Pitch – a frequency determining how high or low a note sounds.

Poco - a little.

Polyrhythm or Cross Rhythms – these refers to playing 2 contrasting rhythm patterns simultaneously, for example: Polyrhythm

Polyphony – a combination of different but harmonising melodies played at the same time.

Polytonality – two or more keys played simultaneously.

Portamento – a milder form of glissando.

Presto – indicating that the piece of music is to be played very fast.

Progression – a movement of chords/intervals.

Rallentando - gradually getting slower.

Recital – a piece of music written for a solo instrument without accompaniment.

Register – in other words, the range of an instrument or voice.

Relative major/minor – majors and minors that share the same notes within a scale. In majors, you will find a relative minor on the 6th note of the major scale and in minors you will find the relative major on the 3rd note of the minor scale.

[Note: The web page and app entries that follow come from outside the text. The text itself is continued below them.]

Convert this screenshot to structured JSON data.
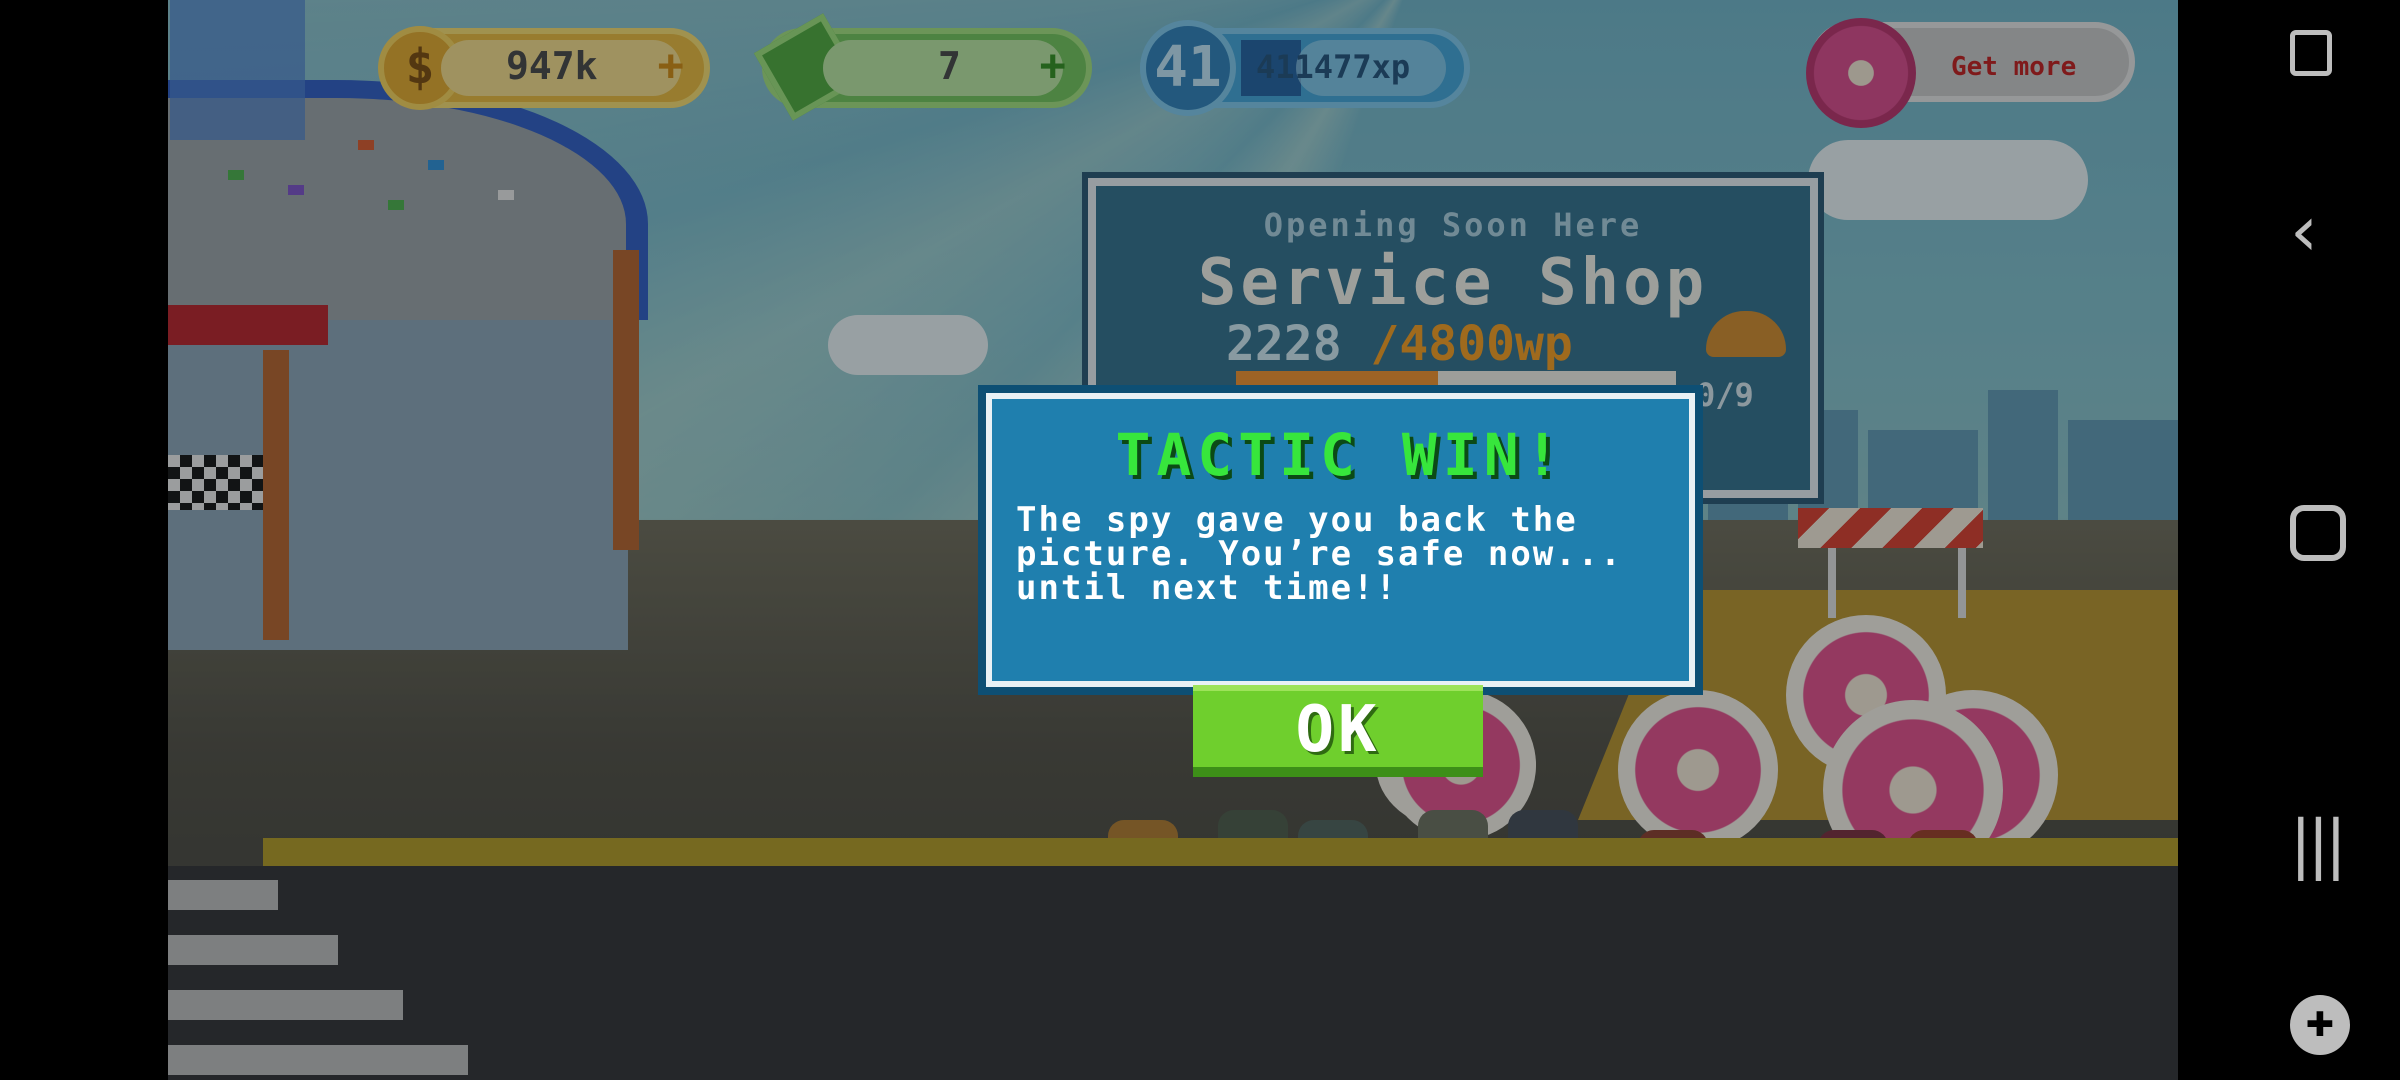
{
  "hud": {
    "coins": "947k",
    "cash": "7",
    "level": "41",
    "xp": "411477xp",
    "get_more": "Get more",
    "plus": "+"
  },
  "billboard": {
    "subtitle": "Opening Soon Here",
    "title": "Service Shop",
    "current": "2228",
    "goal": "/4800wp",
    "progress_fraction": 0.46,
    "count": "0/9"
  },
  "dialog": {
    "title": "TACTIC WIN!",
    "body": "The spy gave you back the picture. You’re safe now... until next time!!",
    "ok": "OK"
  },
  "colors": {
    "dialog_bg": "#1f7fae",
    "title_green": "#37e63c",
    "ok_green": "#6fcf2d"
  }
}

Rhythm – element of music that keeps the time and supports other instruments using accented and unaccented beats.

Root – the key note of a triad/chord.

Scale – consecutive notes based on a tonality or mode either ascending or descending. There are many alternative variations and types to major and minor scales.

Sharp – a sharp indicates that a note is raised by a semi tone.

Slide – another word for glissando or portamento. Slide can also refer to the moving part of a trombone.

Slur – a curve over/underneath notes to indicate that they are to be played legato.download

Sonata form – a complex piece of music that usually starts from exposition, followed by development and recapitulation.

Staccato – a form of musical articulation that involves playing notes sharply and detached or separated from others.

Symphony – a piece written for an orchestra, commonly in sonata form.

Tempo – indicates speed.

Theme – a leading melody or an idea in a piece of music.

Time Signature – a numeric at the start of the piece indicating a number of beats per bar.

Tone – the intonation, pitch and character of a piece of music expressing the feeling and attitude.

Treble – playing or singing in the upper range.

Triad – a combination of three notes consisting of root note (first), third and the fifth notes of the scale or mode.

Tuning – altering of the pitch in order to produce the correct tone.

Unison – two or more notes/voices being sung/played simultaneously.

Vibrato – common in singing, vibrato refers to slight variation in pitch to create a reverberating, fuller sound.

Vivace - lively.

Vocal range similar to instruments, human voice also has different registers or pitch. Female voices span from alto/contralto (lowest range) up to soprano (highest range) and some even have a whistle register. The lowest male voice is bass and the highest voice would be tenor, however, some male singers also sing falsetto. This limits vibration of the vocal notes and is usually limited in power, however, allows you to sing beyond your vocal range.